Hundreds of thousands of young undocumented immigrants in the U.S. are currently on edge about the prospect of being deported now that the Trump Administration has decided to end the Obama program that allows undocumented immigrants who arrived in America as children to obtain work permits.

With news leaking Monday about the President’s intentions to end the Deferred Action for Child Arrivals program, many undocumented immigrants are awaiting their fate, which is expected to be announced at a briefing today by Attorney General Jeff Session.

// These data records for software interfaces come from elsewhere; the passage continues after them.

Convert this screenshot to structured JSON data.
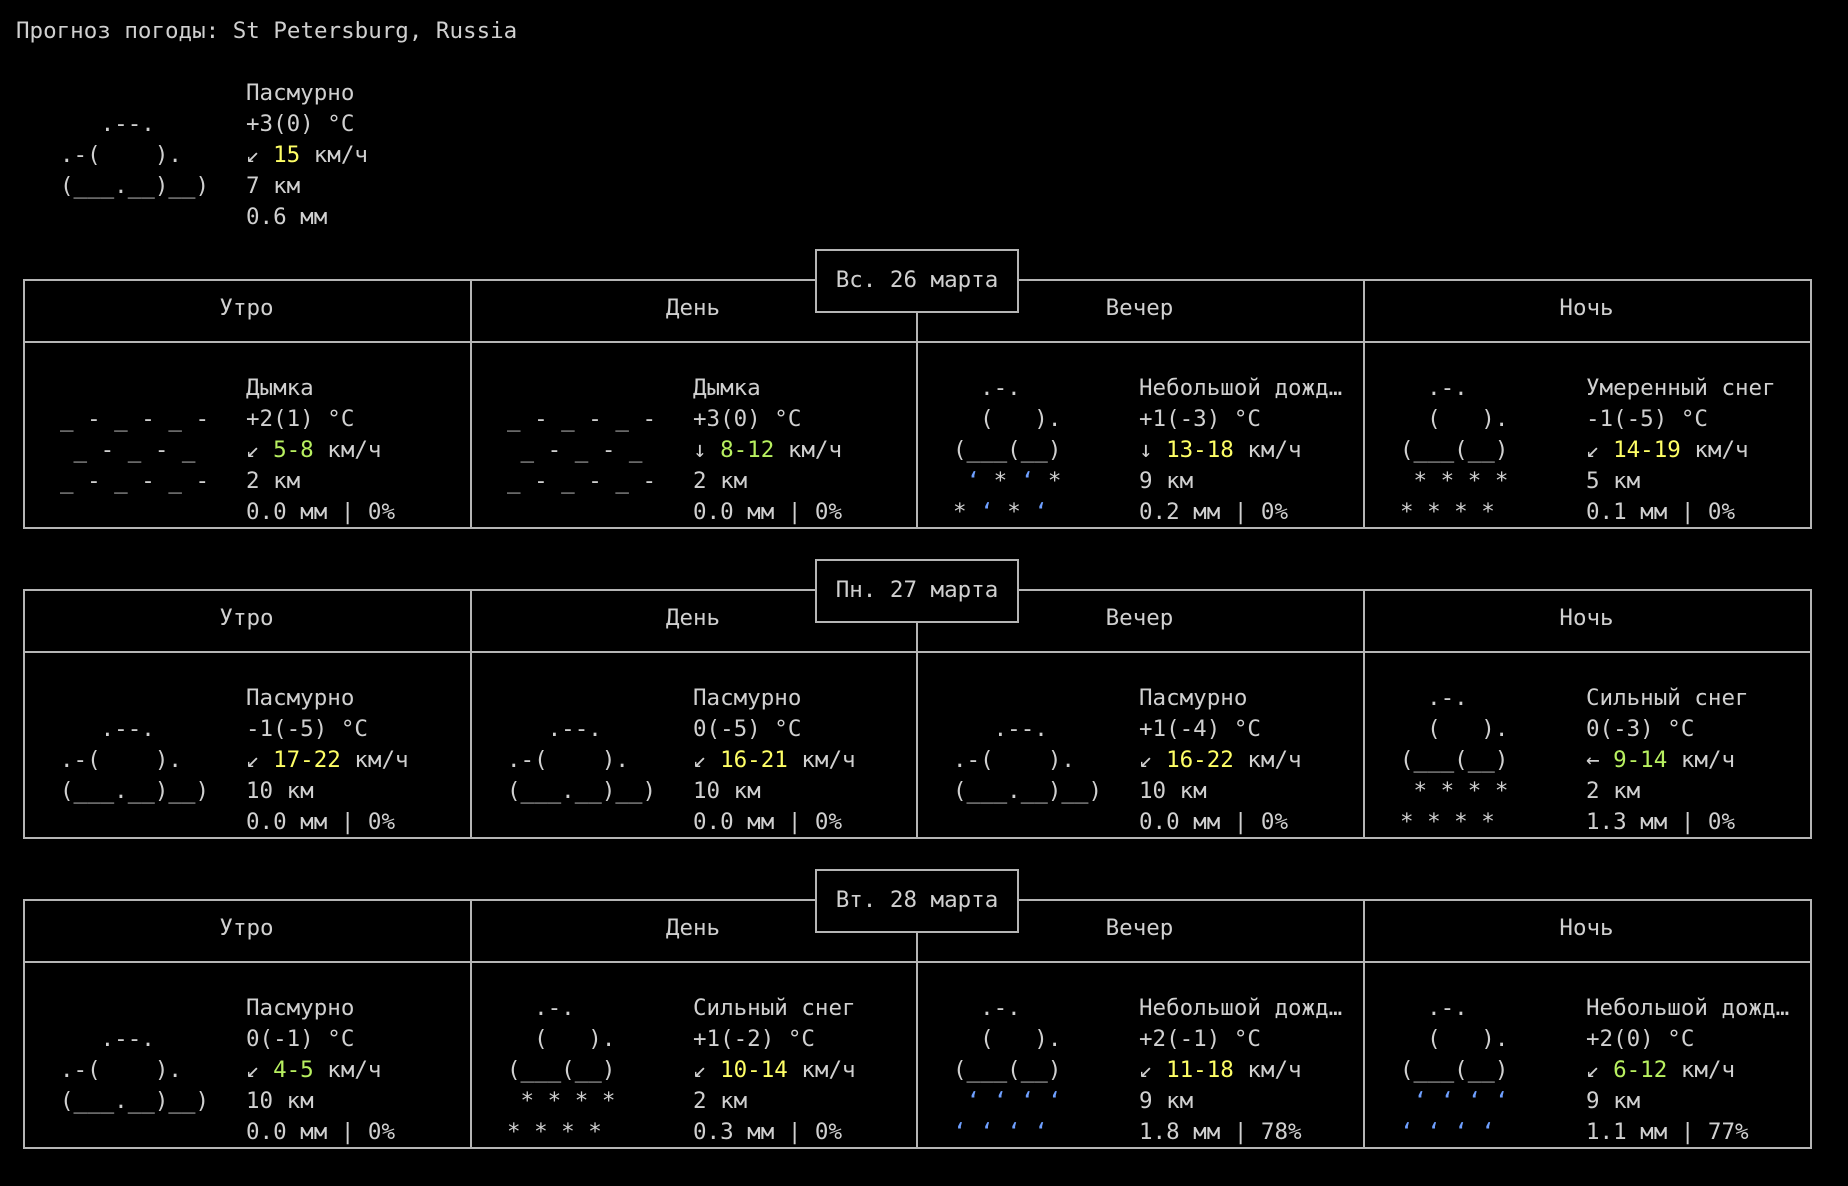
{
  "title": "Прогноз погоды: St Petersburg, Russia",
  "current": {
    "art": [
      "",
      "   .--.",
      ".-(    ).",
      "(___.__)__)",
      ""
    ],
    "condition": "Пасмурно",
    "temp": "+3(0) °C",
    "wind_dir": "↙",
    "wind": "15",
    "wind_unit": "км/ч",
    "visibility": "7 км",
    "precip": "0.6 мм"
  },
  "periods": [
    "Утро",
    "День",
    "Вечер",
    "Ночь"
  ],
  "days": [
    {
      "date": "Вс. 26 марта",
      "slots": [
        {
          "art": [
            "",
            "_ - _ - _ -",
            " _ - _ - _",
            "_ - _ - _ -",
            ""
          ],
          "condition": "Дымка",
          "temp": "+2(1) °C",
          "wind_dir": "↙",
          "wind": "5-8",
          "wind_unit": "км/ч",
          "visibility": "2 км",
          "precip": "0.0 мм | 0%"
        },
        {
          "art": [
            "",
            "_ - _ - _ -",
            " _ - _ - _",
            "_ - _ - _ -",
            ""
          ],
          "condition": "Дымка",
          "temp": "+3(0) °C",
          "wind_dir": "↓",
          "wind": "8-12",
          "wind_unit": "км/ч",
          "visibility": "2 км",
          "precip": "0.0 мм | 0%"
        },
        {
          "art": [
            "  .-.",
            "  (   ).",
            "(___(__)",
            " ʻ * ʻ *",
            "* ʻ * ʻ"
          ],
          "condition": "Небольшой дожд…",
          "temp": "+1(-3) °C",
          "wind_dir": "↓",
          "wind": "13-18",
          "wind_unit": "км/ч",
          "visibility": "9 км",
          "precip": "0.2 мм | 0%"
        },
        {
          "art": [
            "  .-.",
            "  (   ).",
            "(___(__)",
            " * * * *",
            "* * * *"
          ],
          "condition": "Умеренный снег",
          "temp": "-1(-5) °C",
          "wind_dir": "↙",
          "wind": "14-19",
          "wind_unit": "км/ч",
          "visibility": "5 км",
          "precip": "0.1 мм | 0%"
        }
      ]
    },
    {
      "date": "Пн. 27 марта",
      "slots": [
        {
          "art": [
            "",
            "   .--.",
            ".-(    ).",
            "(___.__)__)",
            ""
          ],
          "condition": "Пасмурно",
          "temp": "-1(-5) °C",
          "wind_dir": "↙",
          "wind": "17-22",
          "wind_unit": "км/ч",
          "visibility": "10 км",
          "precip": "0.0 мм | 0%"
        },
        {
          "art": [
            "",
            "   .--.",
            ".-(    ).",
            "(___.__)__)",
            ""
          ],
          "condition": "Пасмурно",
          "temp": "0(-5) °C",
          "wind_dir": "↙",
          "wind": "16-21",
          "wind_unit": "км/ч",
          "visibility": "10 км",
          "precip": "0.0 мм | 0%"
        },
        {
          "art": [
            "",
            "   .--.",
            ".-(    ).",
            "(___.__)__)",
            ""
          ],
          "condition": "Пасмурно",
          "temp": "+1(-4) °C",
          "wind_dir": "↙",
          "wind": "16-22",
          "wind_unit": "км/ч",
          "visibility": "10 км",
          "precip": "0.0 мм | 0%"
        },
        {
          "art": [
            "  .-.",
            "  (   ).",
            "(___(__)",
            " * * * *",
            "* * * *"
          ],
          "condition": "Сильный снег",
          "temp": "0(-3) °C",
          "wind_dir": "←",
          "wind": "9-14",
          "wind_unit": "км/ч",
          "visibility": "2 км",
          "precip": "1.3 мм | 0%"
        }
      ]
    },
    {
      "date": "Вт. 28 марта",
      "slots": [
        {
          "art": [
            "",
            "   .--.",
            ".-(    ).",
            "(___.__)__)",
            ""
          ],
          "condition": "Пасмурно",
          "temp": "0(-1) °C",
          "wind_dir": "↙",
          "wind": "4-5",
          "wind_unit": "км/ч",
          "visibility": "10 км",
          "precip": "0.0 мм | 0%"
        },
        {
          "art": [
            "  .-.",
            "  (   ).",
            "(___(__)",
            " * * * *",
            "* * * *"
          ],
          "condition": "Сильный снег",
          "temp": "+1(-2) °C",
          "wind_dir": "↙",
          "wind": "10-14",
          "wind_unit": "км/ч",
          "visibility": "2 км",
          "precip": "0.3 мм | 0%"
        },
        {
          "art": [
            "  .-.",
            "  (   ).",
            "(___(__)",
            " ʻ ʻ ʻ ʻ",
            "ʻ ʻ ʻ ʻ"
          ],
          "condition": "Небольшой дожд…",
          "temp": "+2(-1) °C",
          "wind_dir": "↙",
          "wind": "11-18",
          "wind_unit": "км/ч",
          "visibility": "9 км",
          "precip": "1.8 мм | 78%"
        },
        {
          "art": [
            "  .-.",
            "  (   ).",
            "(___(__)",
            " ʻ ʻ ʻ ʻ",
            "ʻ ʻ ʻ ʻ"
          ],
          "condition": "Небольшой дожд…",
          "temp": "+2(0) °C",
          "wind_dir": "↙",
          "wind": "6-12",
          "wind_unit": "км/ч",
          "visibility": "9 км",
          "precip": "1.1 мм | 77%"
        }
      ]
    }
  ],
  "colors": {
    "background": "#000000",
    "text": "#d0d0d0",
    "border": "#b5b5b5",
    "wind_high": "#ffff66",
    "wind_low": "#b8f060",
    "rain": "#6fa0ff"
  }
}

More than 800,000 immigrants have benefited from DACA since it was launched 2012 via Executive Action from President Barack Obama. Under DACA, undocumented immigrants can receive work permits and protection against deportation for two years, with the possibility of renewal. Qualified applicants must have entered the U.S. before age 16, and have lived in the country since 2007.

Trump has reportedly wrestled with the decision of whether or not to end the program. On one hand, he is seeking to appeal to his base, which has supported the President’s anti-immigration agenda. On the other, he was feeling pressure from Congress, including many Republicans to continue the program, which they say has significant economic implications.

No one knows for sure what the President truly feels about DACA. In interviews given before he announced his candidacy for President, Trump expressed his support for the program. However, on the campaign trail, the DACA program was one of his favorite targets.

After all, the DACA announcement was brought on by the threat of a lawsuit by 10 attorney generals in conservative states, and not because the President sought to clarify his position on the program.

Political analysts expect the Trump administration to announce a six-month delay in the end of the program to allow Congress to time to develop a legislative solution to the immigration issue.

For Dreamers, the six-month period is a crucial time, as the possibility of deportation from the only country many have ever known just became all the more real.